* Problem requirements *
Provide only the number of lines in the data below that contain the word "email".

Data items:
--- START ---

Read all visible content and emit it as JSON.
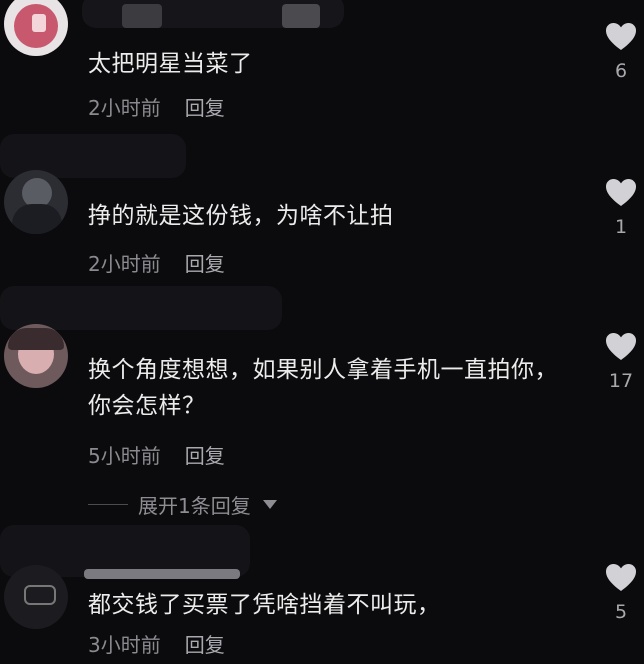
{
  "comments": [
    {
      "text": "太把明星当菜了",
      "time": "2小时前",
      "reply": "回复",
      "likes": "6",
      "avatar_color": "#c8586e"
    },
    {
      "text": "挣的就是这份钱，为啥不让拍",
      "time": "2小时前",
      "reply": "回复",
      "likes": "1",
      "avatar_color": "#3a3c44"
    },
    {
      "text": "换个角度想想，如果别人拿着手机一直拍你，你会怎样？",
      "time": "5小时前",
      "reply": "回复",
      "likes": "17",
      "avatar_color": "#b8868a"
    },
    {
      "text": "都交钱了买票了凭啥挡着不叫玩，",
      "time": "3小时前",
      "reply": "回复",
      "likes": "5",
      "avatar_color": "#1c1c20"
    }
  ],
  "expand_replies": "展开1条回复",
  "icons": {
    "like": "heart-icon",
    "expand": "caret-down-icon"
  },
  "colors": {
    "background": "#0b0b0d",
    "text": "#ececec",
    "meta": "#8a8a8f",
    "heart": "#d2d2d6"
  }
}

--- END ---
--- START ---

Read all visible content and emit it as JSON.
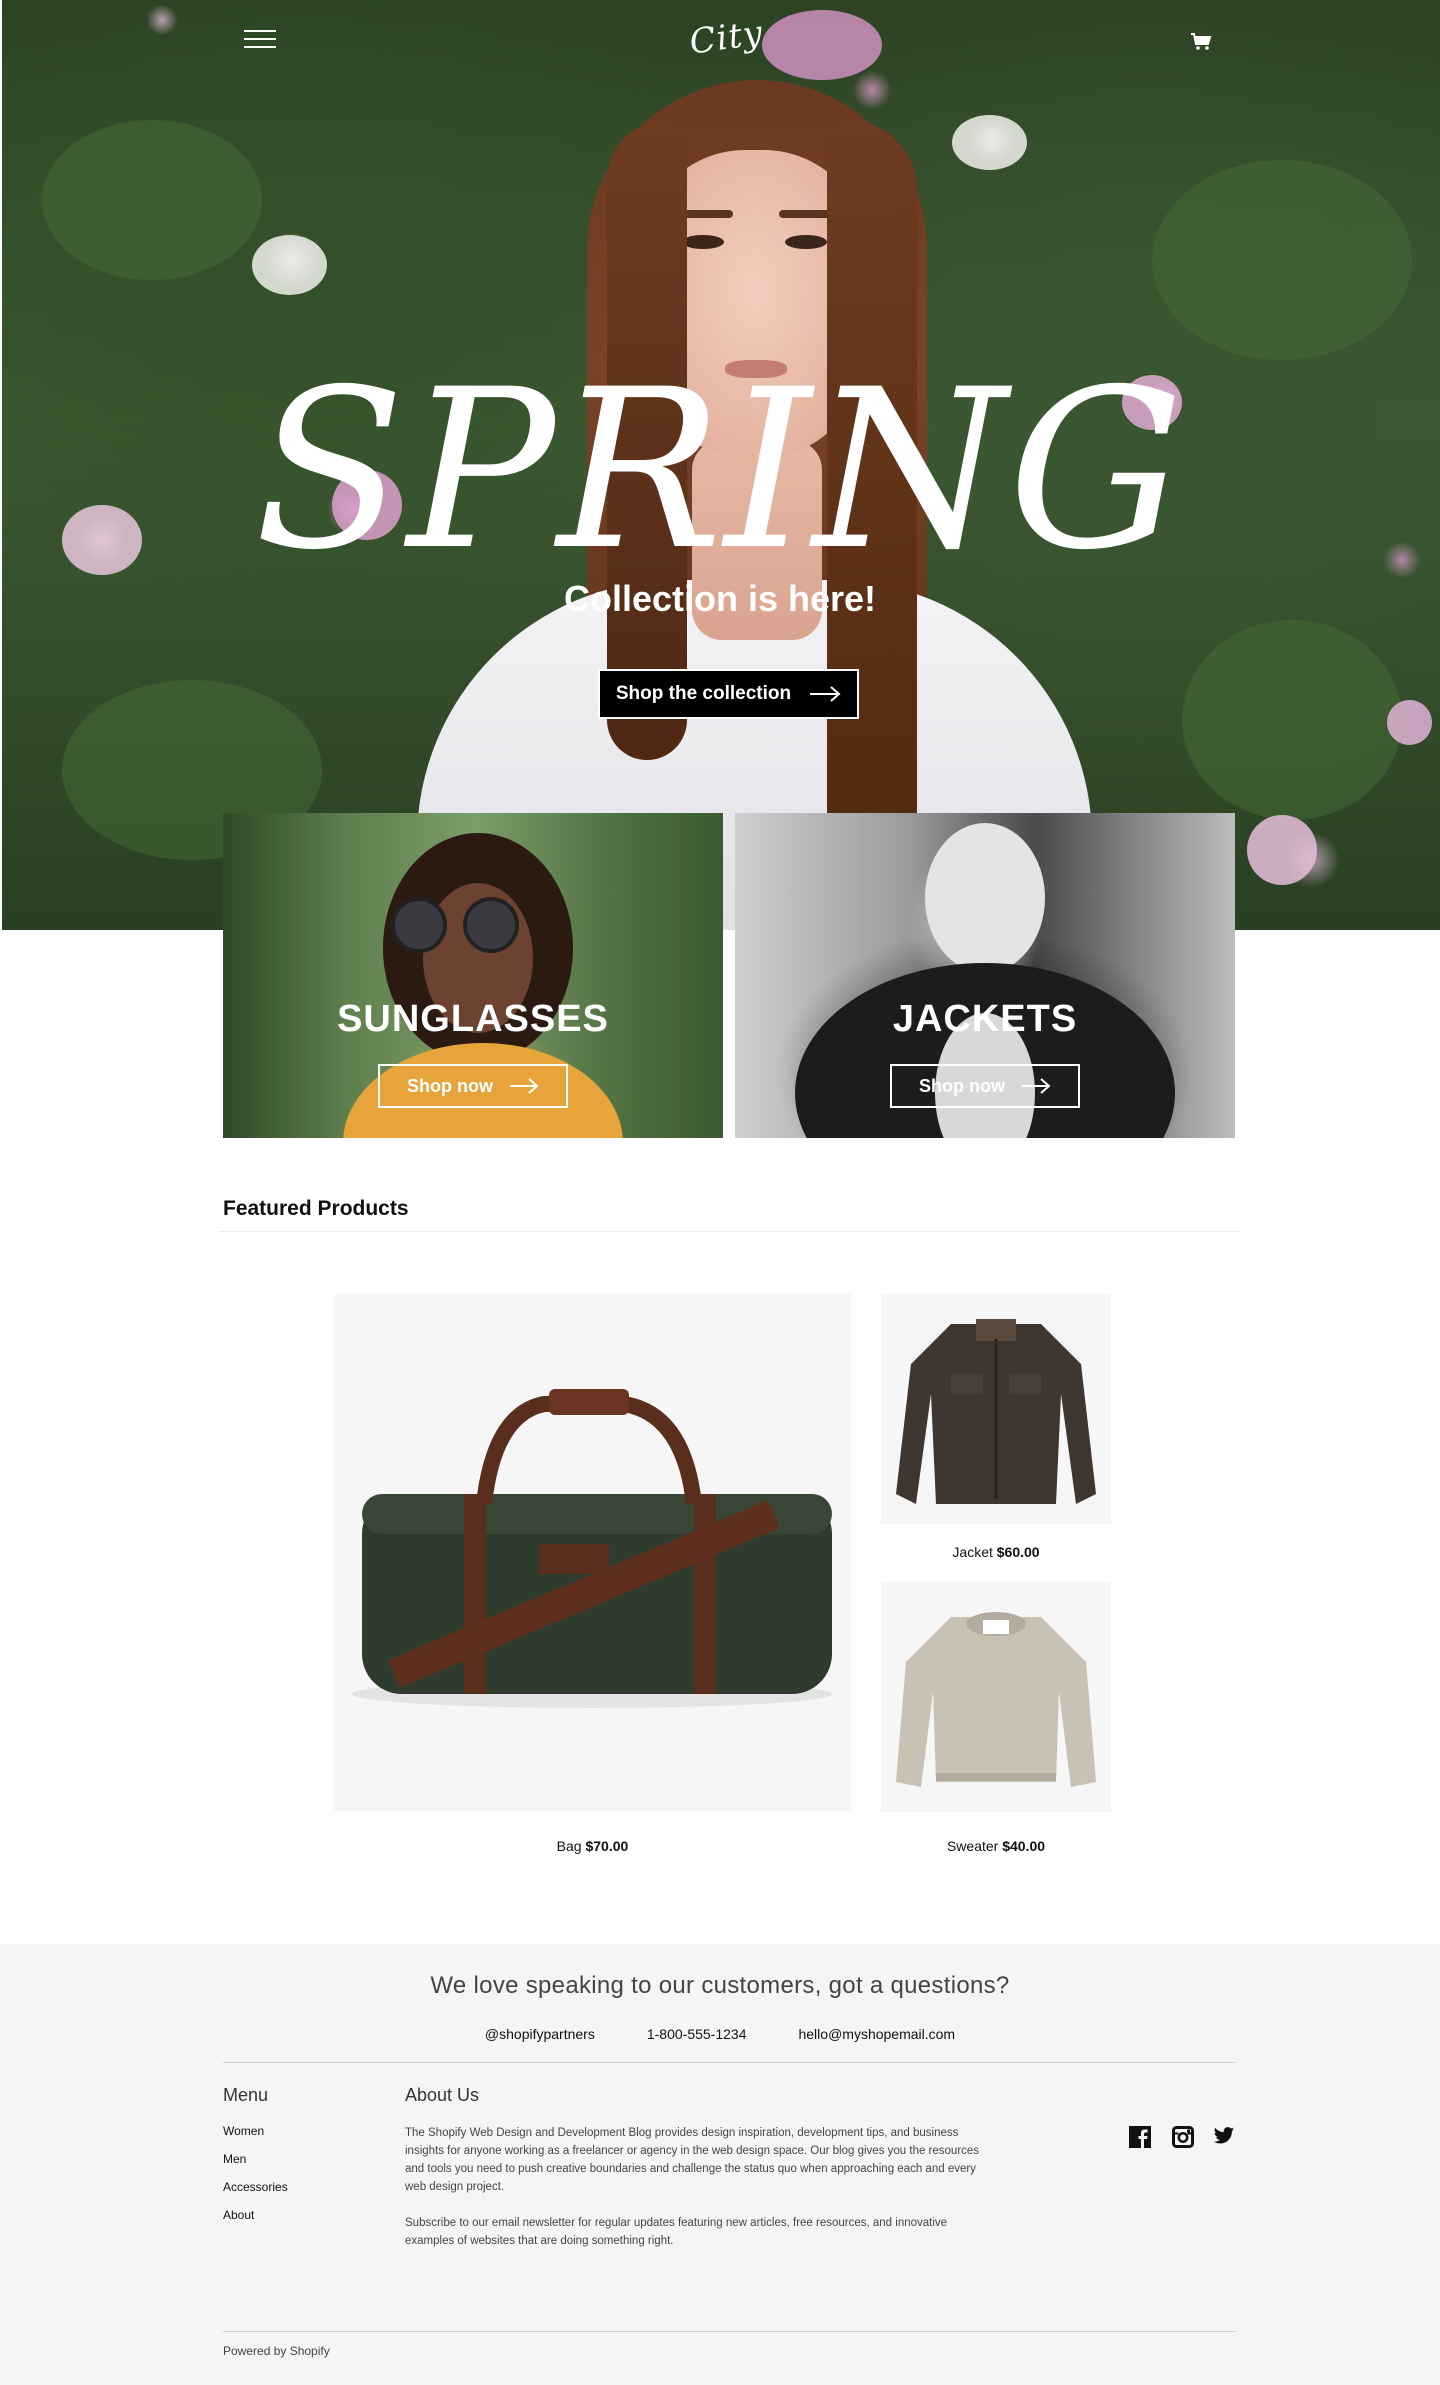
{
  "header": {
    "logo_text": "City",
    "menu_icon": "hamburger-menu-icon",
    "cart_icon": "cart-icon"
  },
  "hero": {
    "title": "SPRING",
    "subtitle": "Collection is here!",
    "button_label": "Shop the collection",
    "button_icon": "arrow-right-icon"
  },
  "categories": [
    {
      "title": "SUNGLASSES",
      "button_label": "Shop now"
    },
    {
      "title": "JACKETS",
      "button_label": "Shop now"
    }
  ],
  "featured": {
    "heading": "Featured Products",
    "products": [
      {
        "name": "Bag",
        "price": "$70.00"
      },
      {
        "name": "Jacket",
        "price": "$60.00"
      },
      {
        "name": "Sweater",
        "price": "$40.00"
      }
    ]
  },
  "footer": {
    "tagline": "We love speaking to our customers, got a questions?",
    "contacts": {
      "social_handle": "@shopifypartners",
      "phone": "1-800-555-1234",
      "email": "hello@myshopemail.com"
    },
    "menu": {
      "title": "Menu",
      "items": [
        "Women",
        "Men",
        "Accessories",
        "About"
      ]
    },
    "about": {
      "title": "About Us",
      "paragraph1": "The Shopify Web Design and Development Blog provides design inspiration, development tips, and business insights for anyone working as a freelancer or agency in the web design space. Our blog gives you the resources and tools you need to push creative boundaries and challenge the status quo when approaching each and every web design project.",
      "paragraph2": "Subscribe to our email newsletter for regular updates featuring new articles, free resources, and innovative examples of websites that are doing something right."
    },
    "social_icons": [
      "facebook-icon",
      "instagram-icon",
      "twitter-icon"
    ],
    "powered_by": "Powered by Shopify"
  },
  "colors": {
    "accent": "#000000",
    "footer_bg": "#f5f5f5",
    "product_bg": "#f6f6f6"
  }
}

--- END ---
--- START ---

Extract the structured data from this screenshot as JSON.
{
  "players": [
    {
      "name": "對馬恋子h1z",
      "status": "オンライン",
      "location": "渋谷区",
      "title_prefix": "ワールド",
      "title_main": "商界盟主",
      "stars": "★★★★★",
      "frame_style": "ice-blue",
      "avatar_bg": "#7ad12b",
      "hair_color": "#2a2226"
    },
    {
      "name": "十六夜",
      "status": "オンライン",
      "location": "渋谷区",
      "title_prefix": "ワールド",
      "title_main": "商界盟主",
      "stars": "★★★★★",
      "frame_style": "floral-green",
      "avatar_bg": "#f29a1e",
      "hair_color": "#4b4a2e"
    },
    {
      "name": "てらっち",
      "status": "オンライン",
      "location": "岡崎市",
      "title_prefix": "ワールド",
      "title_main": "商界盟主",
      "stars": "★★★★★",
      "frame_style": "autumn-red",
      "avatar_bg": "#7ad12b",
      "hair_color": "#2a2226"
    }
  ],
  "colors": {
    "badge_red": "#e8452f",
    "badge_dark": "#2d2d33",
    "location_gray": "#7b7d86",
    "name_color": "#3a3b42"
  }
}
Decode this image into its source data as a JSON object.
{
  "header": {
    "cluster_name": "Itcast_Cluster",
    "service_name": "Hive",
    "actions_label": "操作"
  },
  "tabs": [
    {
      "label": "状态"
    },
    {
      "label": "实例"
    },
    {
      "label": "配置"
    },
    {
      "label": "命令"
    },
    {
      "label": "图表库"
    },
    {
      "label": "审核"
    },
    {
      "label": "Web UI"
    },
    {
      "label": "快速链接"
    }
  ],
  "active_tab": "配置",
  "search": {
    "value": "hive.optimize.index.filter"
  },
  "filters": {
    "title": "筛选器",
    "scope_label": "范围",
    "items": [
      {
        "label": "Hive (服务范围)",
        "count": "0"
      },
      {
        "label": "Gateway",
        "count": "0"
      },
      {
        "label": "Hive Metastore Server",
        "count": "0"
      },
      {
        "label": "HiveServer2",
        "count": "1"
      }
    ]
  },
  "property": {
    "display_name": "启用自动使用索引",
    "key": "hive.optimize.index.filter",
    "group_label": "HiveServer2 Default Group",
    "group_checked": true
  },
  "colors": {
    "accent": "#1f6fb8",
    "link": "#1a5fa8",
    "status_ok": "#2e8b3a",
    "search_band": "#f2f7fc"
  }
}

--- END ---

* Result of this exercise *
2